A frequent question we receive is the tax treatment of recaptured depreciation from the sale of real estate rental property. Gain from selling Sec 1250 property (real estate) is subject to recapture – the excess of the actual amount of depreciation previously claimed for the property over the amount of depreciation that would have been allowable under the straight-line method, limited to the gain on the sale, is taxed as ordinary income. However, this means that as long as the property is being depreciated using a straight-line method and held over a year, there is no Sec 1250 recapture but there will be “unrecaptured Sec 1250 gain,” which is taxed at a maximum rate of 25%. The balance of the gain, if any, is taxed at the normal capital gains rate based upon the individual’s regular tax rate, as follows:

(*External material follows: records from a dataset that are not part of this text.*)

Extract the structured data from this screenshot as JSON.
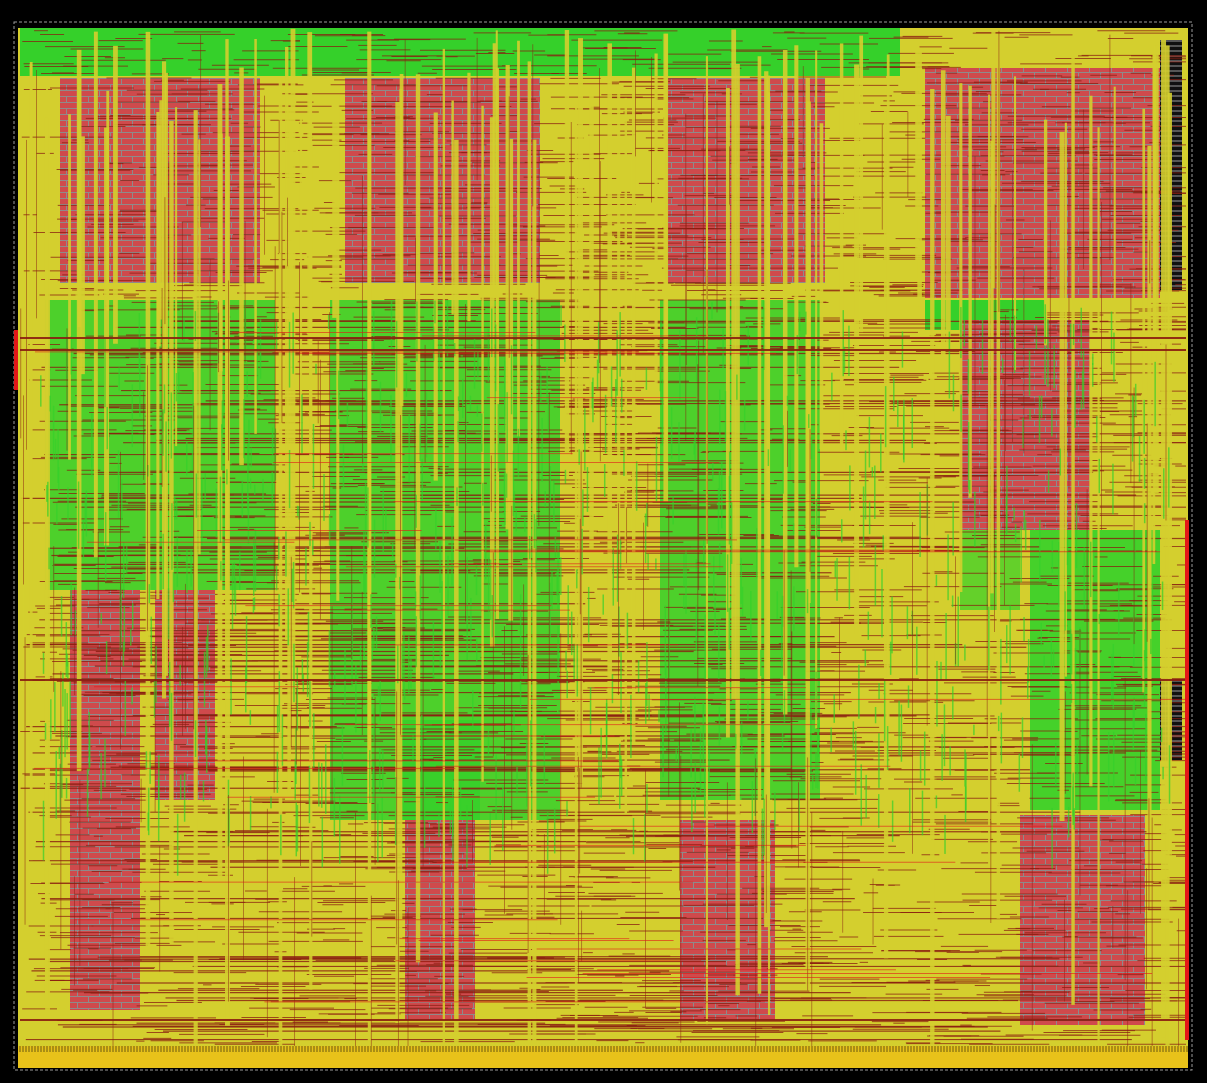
{
  "view": {
    "background_color": "#000000",
    "die_outline_color": "#9a9a9a"
  },
  "layers": {
    "cell_fill": "#d4cf2e",
    "routing_green": "#35d02a",
    "macro_fill": "#cf4a4c",
    "macro_grid": "#8f8a8a",
    "wire_dark_red": "#8a1d10",
    "wire_bright_red": "#e21818",
    "io_ring": "#e8c21a",
    "supply_line": "#9a9a9a"
  },
  "macro_labels": [
    {
      "name": "macro-label-1",
      "text": ""
    },
    {
      "name": "macro-label-2",
      "text": ""
    },
    {
      "name": "macro-label-3",
      "text": ""
    },
    {
      "name": "macro-label-4",
      "text": ""
    }
  ]
}
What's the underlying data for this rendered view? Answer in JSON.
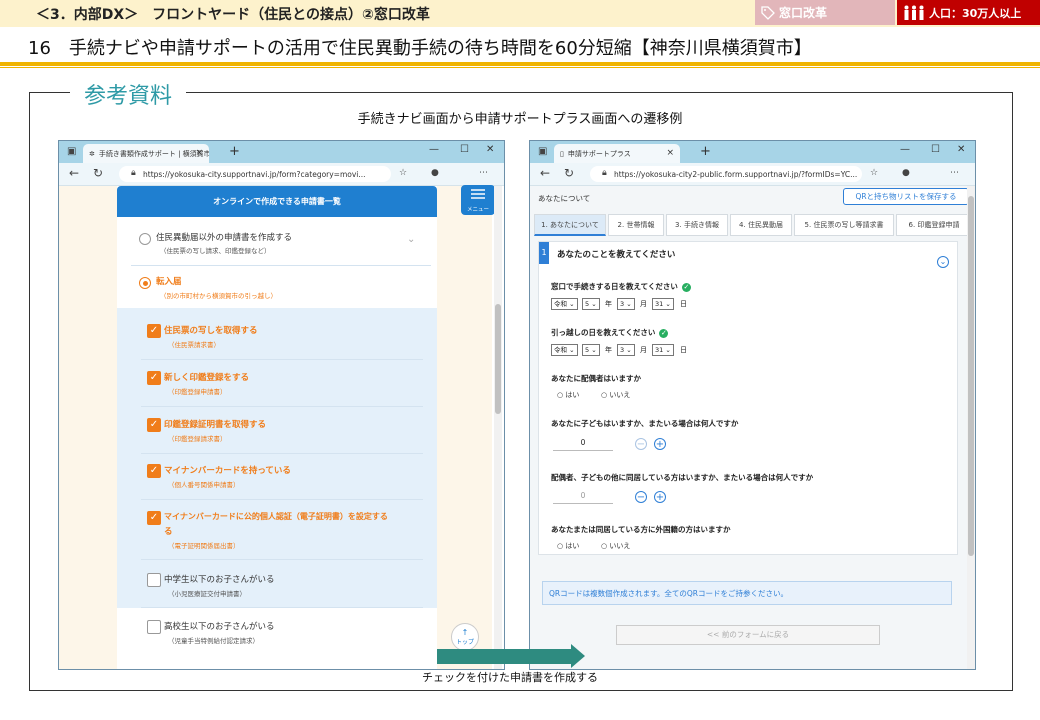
{
  "header": {
    "section": "＜3．内部DX＞　フロントヤード（住民との接点）②窓口改革",
    "tag_category": "窓口改革",
    "tag_population": "人口：30万人以上",
    "title": "16　手続ナビや申請サポートの活用で住民異動手続の待ち時間を60分短縮【神奈川県横須賀市】",
    "colors": {
      "band": "#fdf2cc",
      "accent_gold": "#f0b400",
      "tag_pink": "#e2b6ba",
      "tag_red": "#c00000",
      "teal": "#2e9aa6"
    }
  },
  "panel": {
    "label": "参考資料",
    "subtitle": "手続きナビ画面から申請サポートプラス画面への遷移例",
    "caption": "チェックを付けた申請書を作成する"
  },
  "left_browser": {
    "tab_title": "手続き書類作成サポート | 横須賀市",
    "url": "https://yokosuka-city.supportnavi.jp/form?category=movi...",
    "list_header": "オンラインで作成できる申請書一覧",
    "menu_label": "メニュー",
    "options": [
      {
        "label": "住民異動届以外の申請書を作成する",
        "note": "（住民票の写し請求、印鑑登録など）",
        "selected": false
      },
      {
        "label": "転入届",
        "note": "（別の市町村から横須賀市の引っ越し）",
        "selected": true
      }
    ],
    "items": [
      {
        "label": "住民票の写しを取得する",
        "note": "（住民票請求書）",
        "checked": true
      },
      {
        "label": "新しく印鑑登録をする",
        "note": "（印鑑登録申請書）",
        "checked": true
      },
      {
        "label": "印鑑登録証明書を取得する",
        "note": "（印鑑登録請求書）",
        "checked": true
      },
      {
        "label": "マイナンバーカードを持っている",
        "note": "（個人番号関係申請書）",
        "checked": true
      },
      {
        "label": "マイナンバーカードに公的個人認証（電子証明書）を設定する",
        "label2": "る",
        "note": "（電子証明関係届出書）",
        "checked": true
      },
      {
        "label": "中学生以下のお子さんがいる",
        "note": "（小児医療証交付申請書）",
        "checked": false
      },
      {
        "label": "高校生以下のお子さんがいる",
        "note": "（児童手当特例給付認定請求）",
        "checked": false
      }
    ],
    "top_button": "トップ"
  },
  "right_browser": {
    "tab_title": "申請サポートプラス",
    "url": "https://yokosuka-city2-public.form.supportnavi.jp/?formIDs=YC...",
    "page_label": "あなたについて",
    "save_button": "QRと持ち物リストを保存する",
    "tabs": [
      "1. あなたについて",
      "2. 世帯情報",
      "3. 手続き情報",
      "4. 住民異動届",
      "5. 住民票の写し等請求書",
      "6. 印鑑登録申請"
    ],
    "section_number": "1",
    "section_title": "あなたのことを教えてください",
    "q1": "窓口で手続きする日を教えてください",
    "q2": "引っ越しの日を教えてください",
    "date": {
      "era": "令和",
      "year": "5",
      "month": "3",
      "day": "31",
      "year_unit": "年",
      "month_unit": "月",
      "day_unit": "日"
    },
    "q3": "あなたに配偶者はいますか",
    "yes": "はい",
    "no": "いいえ",
    "q4": "あなたに子どもはいますか、またいる場合は何人ですか",
    "q4_value": "0",
    "q5": "配偶者、子どもの他に同居している方はいますか、またいる場合は何人ですか",
    "q5_value": "0",
    "q6": "あなたまたは同居している方に外国籍の方はいますか",
    "qr_note": "QRコードは複数個作成されます。全てのQRコードをご持参ください。",
    "prev_button": "<< 前のフォームに戻る"
  }
}
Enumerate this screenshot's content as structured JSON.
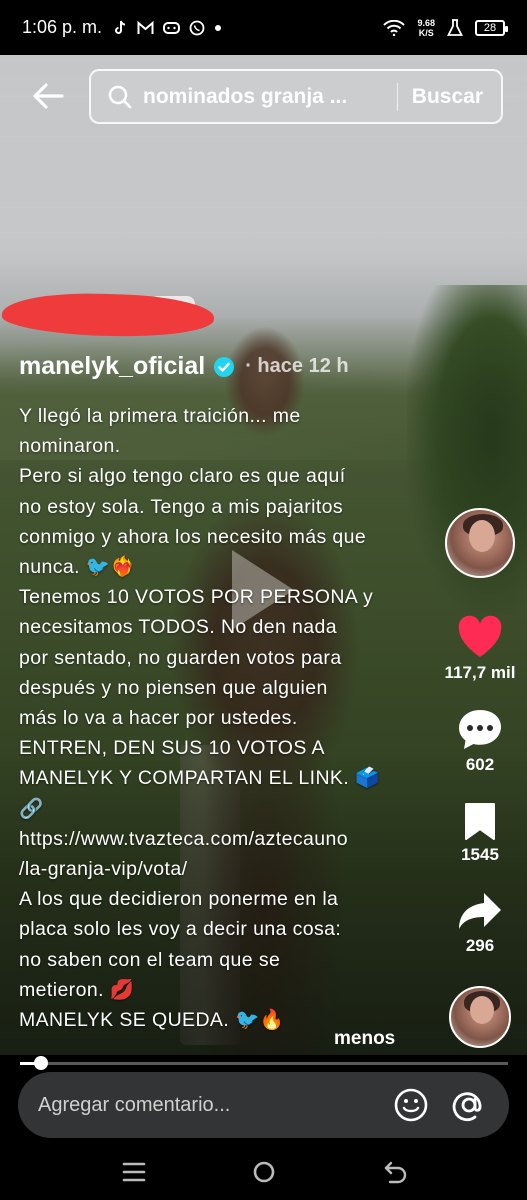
{
  "status_bar": {
    "time": "1:06 p. m.",
    "notification_icons": [
      "tiktok-icon",
      "gmail-icon",
      "gamepad-icon",
      "whatsapp-icon",
      "dot-icon"
    ],
    "network_speed_value": "9.68",
    "network_speed_unit": "K/S",
    "battery_level": "28"
  },
  "header": {
    "search_query": "nominados granja ...",
    "search_button_label": "Buscar"
  },
  "post": {
    "username": "manelyk_oficial",
    "verified": true,
    "time_ago": "· hace 12 h",
    "caption": "Y llegó la primera traición... me\nnominaron.\nPero si algo tengo claro es que aquí\nno estoy sola. Tengo a mis pajaritos\nconmigo y ahora los necesito más que\nnunca. 🐦❤️‍🔥\nTenemos 10 VOTOS POR PERSONA y\nnecesitamos TODOS. No den nada\npor sentado, no guarden votos para\ndespués y no piensen que alguien\nmás lo va a hacer por ustedes.\nENTREN, DEN SUS 10 VOTOS A\nMANELYK Y COMPARTAN EL LINK. 🗳️\n🔗\nhttps://www.tvazteca.com/aztecauno\n/la-granja-vip/vota/\nA los que decidieron ponerme en la\nplaca solo les voy a decir una cosa:\nno saben con el team que se\nmetieron. 💋\nMANELYK SE QUEDA. 🐦🔥",
    "collapse_label": "menos"
  },
  "actions": {
    "likes": "117,7 mil",
    "comments": "602",
    "saves": "1545",
    "shares": "296"
  },
  "playback": {
    "progress": 0.043
  },
  "comment_bar": {
    "placeholder": "Agregar comentario..."
  },
  "colors": {
    "like_red": "#fe2c55",
    "verified_blue": "#20d5ec",
    "comment_bar_bg": "#333435"
  }
}
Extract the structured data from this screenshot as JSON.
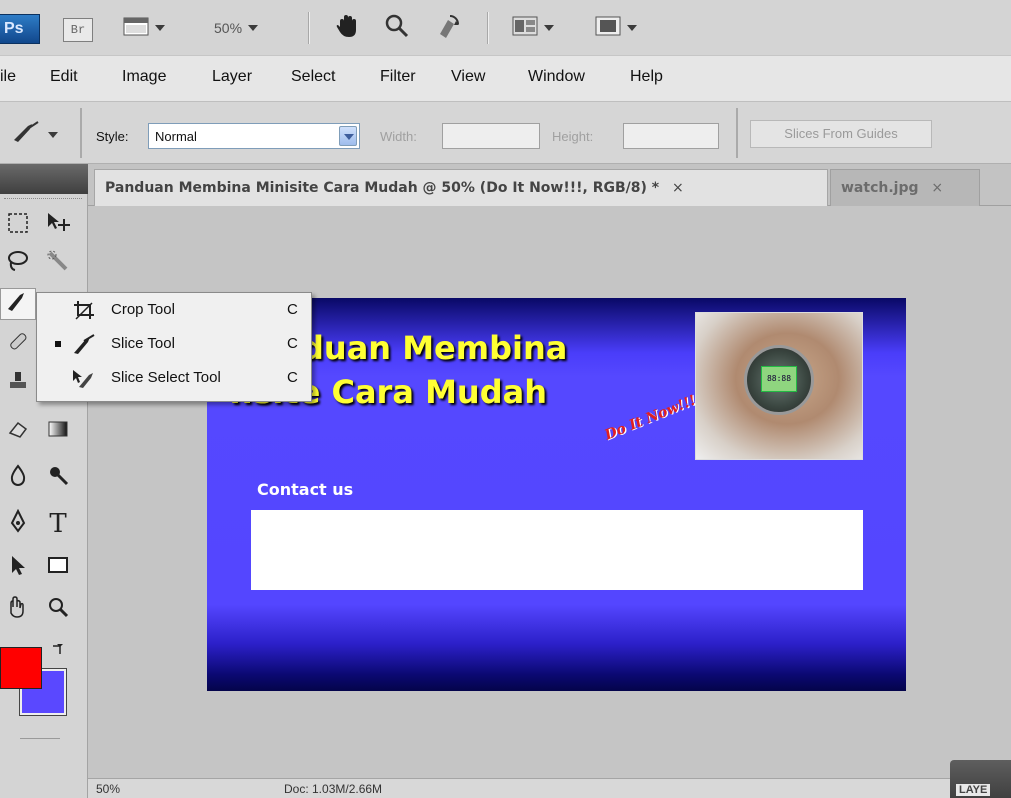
{
  "appbar": {
    "ps_label": "Ps",
    "br_label": "Br",
    "zoom": "50%",
    "icons": [
      "screen-mode-icon",
      "hand-icon",
      "zoom-icon",
      "rotate-view-icon",
      "arrange-documents-icon",
      "screen-layout-icon"
    ]
  },
  "menu": {
    "file": "ile",
    "edit": "Edit",
    "image": "Image",
    "layer": "Layer",
    "select": "Select",
    "filter": "Filter",
    "view": "View",
    "window": "Window",
    "help": "Help"
  },
  "options": {
    "style_label": "Style:",
    "style_value": "Normal",
    "width_label": "Width:",
    "height_label": "Height:",
    "slices_button": "Slices From Guides"
  },
  "tabs": {
    "active": "Panduan Membina Minisite Cara Mudah @ 50% (Do It Now!!!, RGB/8) *",
    "active_close": "×",
    "inactive": "watch.jpg",
    "inactive_close": "×"
  },
  "flyout": {
    "items": [
      {
        "label": "Crop Tool",
        "key": "C"
      },
      {
        "label": "Slice Tool",
        "key": "C"
      },
      {
        "label": "Slice Select Tool",
        "key": "C"
      }
    ]
  },
  "document": {
    "title_line1": "duan Membina",
    "title_line2": "..site Cara Mudah",
    "tagline": "Do It Now!!!",
    "contact": "Contact us",
    "watch_screen": "88:88"
  },
  "status": {
    "zoom": "50%",
    "doc_info": "Doc: 1.03M/2.66M"
  },
  "tools_panel": {
    "type_tool": "T"
  },
  "panels": {
    "layers": "LAYE"
  },
  "colors": {
    "foreground": "#ff0000",
    "background": "#5a48ff"
  }
}
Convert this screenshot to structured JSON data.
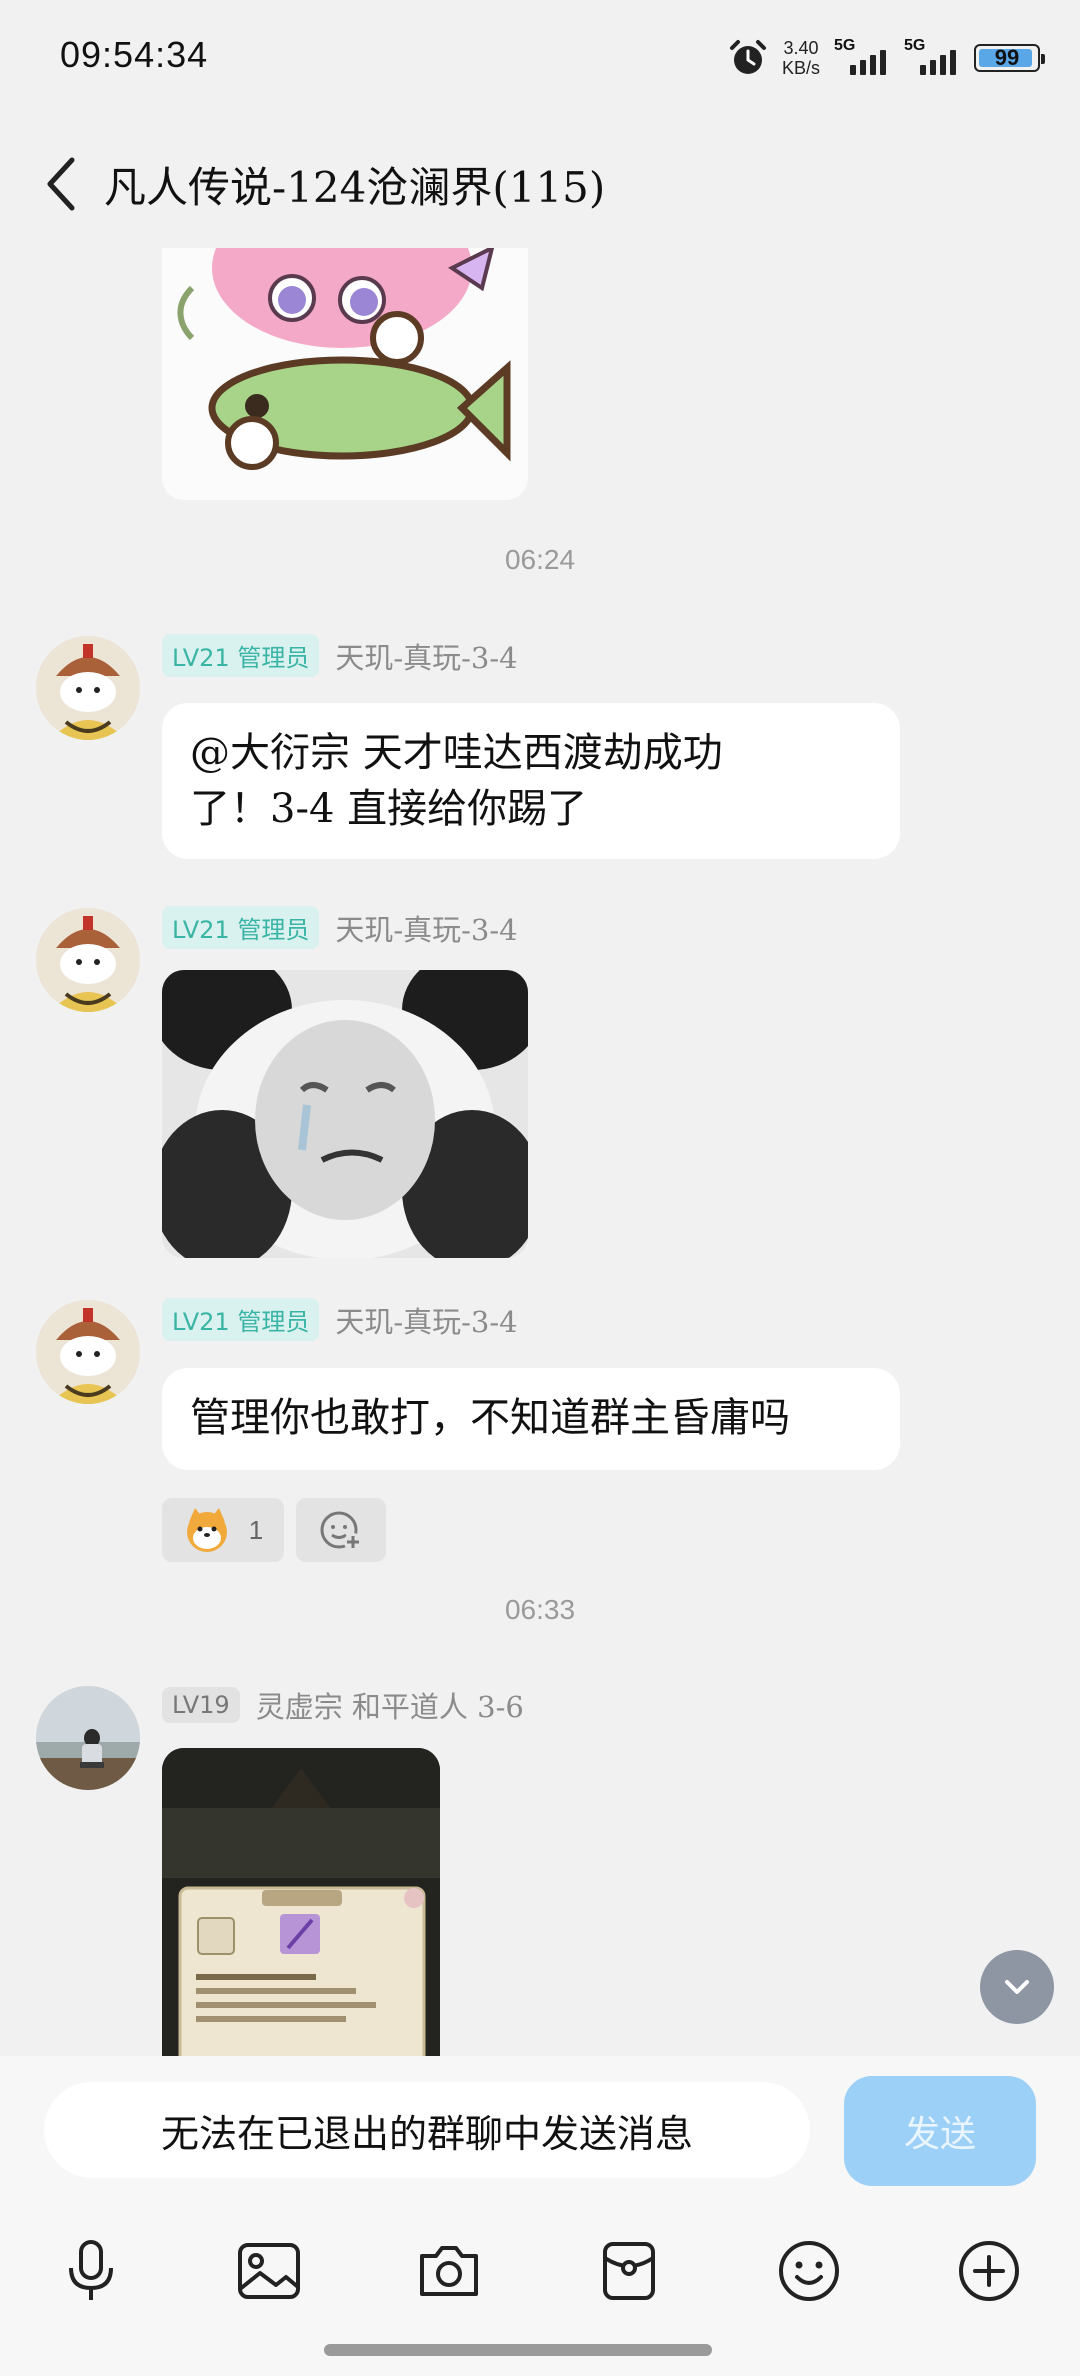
{
  "status": {
    "time": "09:54:34",
    "net_speed_value": "3.40",
    "net_speed_unit": "KB/s",
    "sim1": "5G",
    "sim2": "5G",
    "battery": "99"
  },
  "header": {
    "title": "凡人传说-124沧澜界(115)"
  },
  "chat": {
    "divider1": "06:24",
    "msg1": {
      "badge": "LV21 管理员",
      "sender": "天玑-真玩-3-4",
      "text_line1": "@大衍宗 天才哇达西渡劫成功",
      "text_line2": "了！3-4 直接给你踢了"
    },
    "msg2": {
      "badge": "LV21 管理员",
      "sender": "天玑-真玩-3-4"
    },
    "msg3": {
      "badge": "LV21 管理员",
      "sender": "天玑-真玩-3-4",
      "text": "管理你也敢打，不知道群主昏庸吗",
      "reaction_count": "1"
    },
    "divider2": "06:33",
    "msg4": {
      "badge": "LV19",
      "sender": "灵虚宗 和平道人 3-6"
    }
  },
  "input": {
    "placeholder": "无法在已退出的群聊中发送消息",
    "send_label": "发送"
  },
  "toolbar": {
    "icons": [
      "microphone-icon",
      "image-icon",
      "camera-icon",
      "red-packet-icon",
      "emoji-icon",
      "plus-icon"
    ]
  },
  "colors": {
    "admin_badge_bg": "#d9f2ef",
    "admin_badge_text": "#3ab4a4",
    "send_button": "#9dd0f7",
    "background": "#f1f1f1"
  }
}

- The LTCG tax rate is zero to the extent the taxpayer’s taxable income bracket is below 25%.
- The LTCG tax rate is 15% to the extent the taxpayer’s taxable income bracket is above 25% and below 39.6%
- The LTCG tax rate is 20% to the extent the taxpayer’s taxable income bracket is 39.6%
Rental real estate depreciation rates have been mandatorily straight line since 1987 with residential rentals being depreciated over 27.5 years and commercial property depreciated over 31.5 years or 39 years if placed in service after 5/12/1993. Thus in nearly all cases it is impossible for real estate property sold in 2017 to have been depreciated at other than straight-line, and therefore no amount of depreciation is recaptured as Sec 1250 gain (Code Sec. 168(b)(3)(A)). But the amount of depreciation claimed on Sec 1250 property that is not recaptured as ordinary income under the Sec1250 recapture rules is unrecaptured section 1250 gain, and is subject to a special capital gain tax rate of 25%.
Example: Jack, an individual, sells nonresidential real property on Aug. 15 for $200,000, realizing a gain of $50,000. This is Jack's only transaction involving a capital asset for the year. Jack held the property for more than one year. He depreciated the property using MACRS (straight-line), and claimed $25,000 of depreciation during his ownership. There is no depreciation recapture under Sec 1250 because Jack didn't claim accelerated depreciation. However, $25,000 of Jack's gain, representing depreciation deductions he had claimed, is unrecaptured Sec. 1250 gain. Lines 26a and 26g of Jack’s Form 4797 will be zeroes because straight-line depreciation was used. The Unrecaptured Section 1250 Gain Worksheet in the Schedule D instructions will need to be completed before Jack’s Schedule D Tax Worksheet can be computed. The maximum amount of tax he’ll pay on the $25,000 of unrecaptured Sec 1250 gain is $6,250 (25% x $25,000) but his tax on the unrecaptured 1250 gain could be much less depending on his other income and the tax bracket he falls into.
Special Recapture Situations
Even if straight-line depreciation is used to claim the regular depreciation deduction, depreciation recapture will apply in the following situations:
Bonus Depreciation – If bonus depreciation is claimed on qualified leasehold improvement property placed in service before 2016 or qualified improvement property placed in service after 2015, the Sec 1250 recapture rules apply. The recapture amount is equal to the difference between the bonus deduction claimed and straight-line depreciation that could have been claimed on the bonus deduction.
- Sec 179 - If a Sec 179 deduction is claimed on Sec 1250 property (e.g., qualified leasehold improvement property, qualified restaurant property and qualified retail improvement property), the Sec 179 allowance is subject to recapture under the recapture rules of Sec 1245. In this case, to the extent the gain is allocable to the expensed portion of the property, the Sec 179 amount may be recaptured in full as ordinary income.